In 2014, Governor McDonnell and his wife Maureen were both indicted on bribery charges based on allegations that they accepted over $175,000 in gifts and loans from a constituent businessman trying to secure government support for his dietary supplement business. To succeed, the government had to show that the former governor and his wife committed (or agreed to commit) an “official act” in exchange for the gifts and loans. At trial, the government argued, and the District Court agreed, that the term “official act” was broad enough to include arranging meetings and hosting events for a donor. Using the government’s preferred interpretation, the McDonnells were convicted. The Fourth Circuit affirmed Governor McDonnell’s conviction last year, and the Supreme Court granted cert.
In rejecting the government’s broad interpretation of “official act,” the Court embraced a more “bounded interpretation” of the term encompassing only “a decision or action on a question, matter, cause, suit, proceeding or controversy” involving a formal exercise of governmental power that is similar in nature to a lawsuit before a court, a determination before an agency, or a hearing before a committee. An official act is “something specific and focused that is ‘pending’ or ‘may be brought before a public official.” The definition of “official act,” the Court ruled, does not include an official’s setting up meetings, calling other officials, or hosting an event, “without more” – even if that “more” is limited to exerting pressure on another official to perform an “official act.”
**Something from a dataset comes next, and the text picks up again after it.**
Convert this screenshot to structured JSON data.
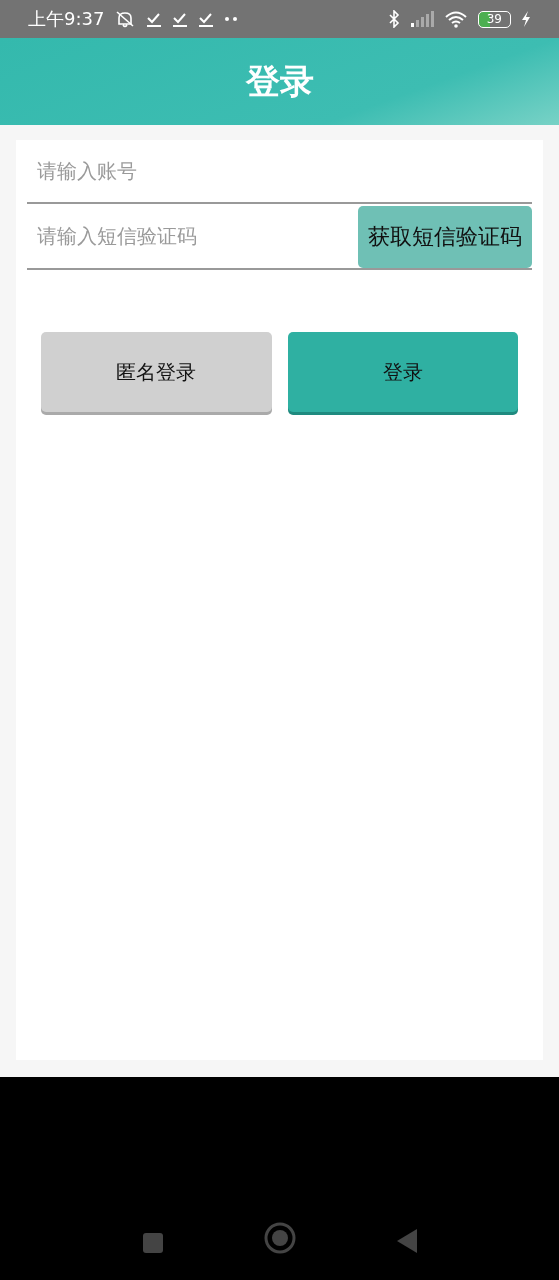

The Court recognized that elected officials regularly undertake many activities that do not fall under the definition of an official act, and the government’s preferred interpretation of the term would raise substantial constitutional concerns. For example, the Court observed that “conscientious public officials arrange meetings for constituents, contact other officials on their behalf, and include [constituents] in events all the time . . . [r]epresentative government assumes that public officials will hear from their constituents and act appropriately on their concerns.” With that in mind, the Court reasoned that, if accepted, the government’s expansive reading of the statute could potentially criminalize such routine, and often necessary, acts and could “cast a pall of potential prosecution over these relationships.” As such, mere constituent relations activity will not support bribery charges under the current federal statute.
Even though this decision seems to raise the bar for prosecution related to interactions with public officials, it clearly does not give public officials carte blanche to accept gifts from constituents and others seeking assistance. Indeed, the Court left open the possibility that Governor McDonnell may have committed crimes: the Court remanded the case to the Fourth Circuit Court of Appeals to determine if there is sufficient evidence based on which a jury could convict Governor McDonnell under the now bounded definition of “official act.” Further, federal, state, and local ethics regimes continue to restrict acceptance of gifts by public officials, even where such acceptance is not linked to any specific official act. To that end, all potential gift donors must continue to exercise the utmost caution when giving gifts and seeking favors.
It remains to be seen whether the government will retry the McDonnell case, and what effect, if any, this decision will have on the pending prosecutions of other politicians. What is clear is that this decision sends a strong message to prosecutors: respect the boundaries of criminal statutes.